[Provided data — start]
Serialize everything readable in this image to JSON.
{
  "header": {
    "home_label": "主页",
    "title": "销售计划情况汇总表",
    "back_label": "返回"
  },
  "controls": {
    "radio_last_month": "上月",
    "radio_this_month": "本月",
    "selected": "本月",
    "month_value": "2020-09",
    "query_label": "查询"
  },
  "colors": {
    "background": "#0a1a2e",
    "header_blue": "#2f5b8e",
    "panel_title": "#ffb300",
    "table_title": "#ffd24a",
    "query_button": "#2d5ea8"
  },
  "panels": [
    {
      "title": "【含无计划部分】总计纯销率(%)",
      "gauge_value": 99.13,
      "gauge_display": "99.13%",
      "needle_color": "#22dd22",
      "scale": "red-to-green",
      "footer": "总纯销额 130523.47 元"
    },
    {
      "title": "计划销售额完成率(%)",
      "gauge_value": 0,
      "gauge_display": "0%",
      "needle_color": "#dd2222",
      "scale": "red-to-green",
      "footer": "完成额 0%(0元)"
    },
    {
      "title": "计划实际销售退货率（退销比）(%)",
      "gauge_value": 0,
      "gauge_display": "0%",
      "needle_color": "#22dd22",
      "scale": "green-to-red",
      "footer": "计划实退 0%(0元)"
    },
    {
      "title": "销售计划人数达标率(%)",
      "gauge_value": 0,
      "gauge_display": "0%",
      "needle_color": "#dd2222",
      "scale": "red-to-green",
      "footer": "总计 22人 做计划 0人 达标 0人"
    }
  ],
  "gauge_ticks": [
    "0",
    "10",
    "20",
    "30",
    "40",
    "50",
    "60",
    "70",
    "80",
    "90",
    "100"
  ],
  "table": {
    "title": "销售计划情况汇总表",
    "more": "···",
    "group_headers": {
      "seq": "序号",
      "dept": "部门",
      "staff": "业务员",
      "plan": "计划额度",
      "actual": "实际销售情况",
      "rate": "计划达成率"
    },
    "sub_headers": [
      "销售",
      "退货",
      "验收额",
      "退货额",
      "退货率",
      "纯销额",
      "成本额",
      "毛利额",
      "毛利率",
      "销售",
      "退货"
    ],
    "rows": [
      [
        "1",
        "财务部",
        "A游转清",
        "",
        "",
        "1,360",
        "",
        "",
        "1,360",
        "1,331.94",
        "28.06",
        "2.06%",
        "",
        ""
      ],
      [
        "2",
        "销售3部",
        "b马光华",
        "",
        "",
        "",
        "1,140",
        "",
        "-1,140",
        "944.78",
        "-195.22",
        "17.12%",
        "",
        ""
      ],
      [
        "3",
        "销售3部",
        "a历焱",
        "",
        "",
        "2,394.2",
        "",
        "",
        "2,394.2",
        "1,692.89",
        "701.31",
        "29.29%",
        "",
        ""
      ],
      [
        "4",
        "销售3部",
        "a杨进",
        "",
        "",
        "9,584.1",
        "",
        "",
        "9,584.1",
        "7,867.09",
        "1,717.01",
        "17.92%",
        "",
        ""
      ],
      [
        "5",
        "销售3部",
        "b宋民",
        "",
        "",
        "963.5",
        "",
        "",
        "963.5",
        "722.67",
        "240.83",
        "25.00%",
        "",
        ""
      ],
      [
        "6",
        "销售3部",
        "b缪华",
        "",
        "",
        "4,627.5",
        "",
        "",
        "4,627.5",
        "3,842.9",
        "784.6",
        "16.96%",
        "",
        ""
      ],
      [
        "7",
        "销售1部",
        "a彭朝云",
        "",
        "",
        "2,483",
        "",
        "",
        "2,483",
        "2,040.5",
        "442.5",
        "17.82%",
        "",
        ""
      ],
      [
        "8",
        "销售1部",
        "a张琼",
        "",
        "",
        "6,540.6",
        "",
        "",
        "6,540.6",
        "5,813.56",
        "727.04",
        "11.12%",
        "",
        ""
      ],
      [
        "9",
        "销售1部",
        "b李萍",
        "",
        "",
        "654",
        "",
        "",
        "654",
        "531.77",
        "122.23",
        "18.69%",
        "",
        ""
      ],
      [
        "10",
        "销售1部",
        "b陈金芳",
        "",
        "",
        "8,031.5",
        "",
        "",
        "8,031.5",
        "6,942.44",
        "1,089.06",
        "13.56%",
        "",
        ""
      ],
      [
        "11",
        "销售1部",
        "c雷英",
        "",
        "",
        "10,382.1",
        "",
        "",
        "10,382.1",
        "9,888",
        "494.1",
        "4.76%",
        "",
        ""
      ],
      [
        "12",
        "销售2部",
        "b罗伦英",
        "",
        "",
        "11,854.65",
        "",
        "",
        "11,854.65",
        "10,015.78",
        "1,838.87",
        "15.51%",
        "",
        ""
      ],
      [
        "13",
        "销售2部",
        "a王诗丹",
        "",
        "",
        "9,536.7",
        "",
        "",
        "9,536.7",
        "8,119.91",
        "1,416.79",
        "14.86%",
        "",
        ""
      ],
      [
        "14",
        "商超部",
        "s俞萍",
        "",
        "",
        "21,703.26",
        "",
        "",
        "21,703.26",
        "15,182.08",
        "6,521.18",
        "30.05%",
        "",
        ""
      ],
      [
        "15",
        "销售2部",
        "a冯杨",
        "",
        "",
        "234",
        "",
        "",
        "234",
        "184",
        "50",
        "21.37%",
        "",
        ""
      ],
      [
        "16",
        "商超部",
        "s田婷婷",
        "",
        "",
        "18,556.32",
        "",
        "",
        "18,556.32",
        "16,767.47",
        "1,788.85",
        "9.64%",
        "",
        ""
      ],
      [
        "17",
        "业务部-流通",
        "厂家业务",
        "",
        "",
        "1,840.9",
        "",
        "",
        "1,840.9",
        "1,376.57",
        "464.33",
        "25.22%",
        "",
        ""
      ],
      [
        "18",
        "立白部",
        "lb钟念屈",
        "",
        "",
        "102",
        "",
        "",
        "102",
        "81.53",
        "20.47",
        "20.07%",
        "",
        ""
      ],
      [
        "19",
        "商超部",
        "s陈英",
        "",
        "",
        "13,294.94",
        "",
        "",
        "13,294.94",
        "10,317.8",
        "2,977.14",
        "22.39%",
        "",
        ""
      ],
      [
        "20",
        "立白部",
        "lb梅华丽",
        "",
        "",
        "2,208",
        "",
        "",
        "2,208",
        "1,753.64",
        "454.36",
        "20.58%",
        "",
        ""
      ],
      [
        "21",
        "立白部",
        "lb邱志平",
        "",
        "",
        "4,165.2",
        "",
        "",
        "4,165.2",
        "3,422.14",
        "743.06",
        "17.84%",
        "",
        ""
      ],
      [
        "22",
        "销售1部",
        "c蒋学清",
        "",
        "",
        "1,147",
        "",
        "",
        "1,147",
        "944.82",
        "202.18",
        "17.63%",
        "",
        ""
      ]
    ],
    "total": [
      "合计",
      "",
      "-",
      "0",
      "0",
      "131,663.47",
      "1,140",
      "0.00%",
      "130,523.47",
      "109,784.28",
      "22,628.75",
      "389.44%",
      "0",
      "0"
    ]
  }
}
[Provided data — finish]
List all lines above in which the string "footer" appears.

      "footer": "总纯销额 130523.47 元"
      "footer": "完成额 0%(0元)"
      "footer": "计划实退 0%(0元)"
      "footer": "总计 22人 做计划 0人 达标 0人"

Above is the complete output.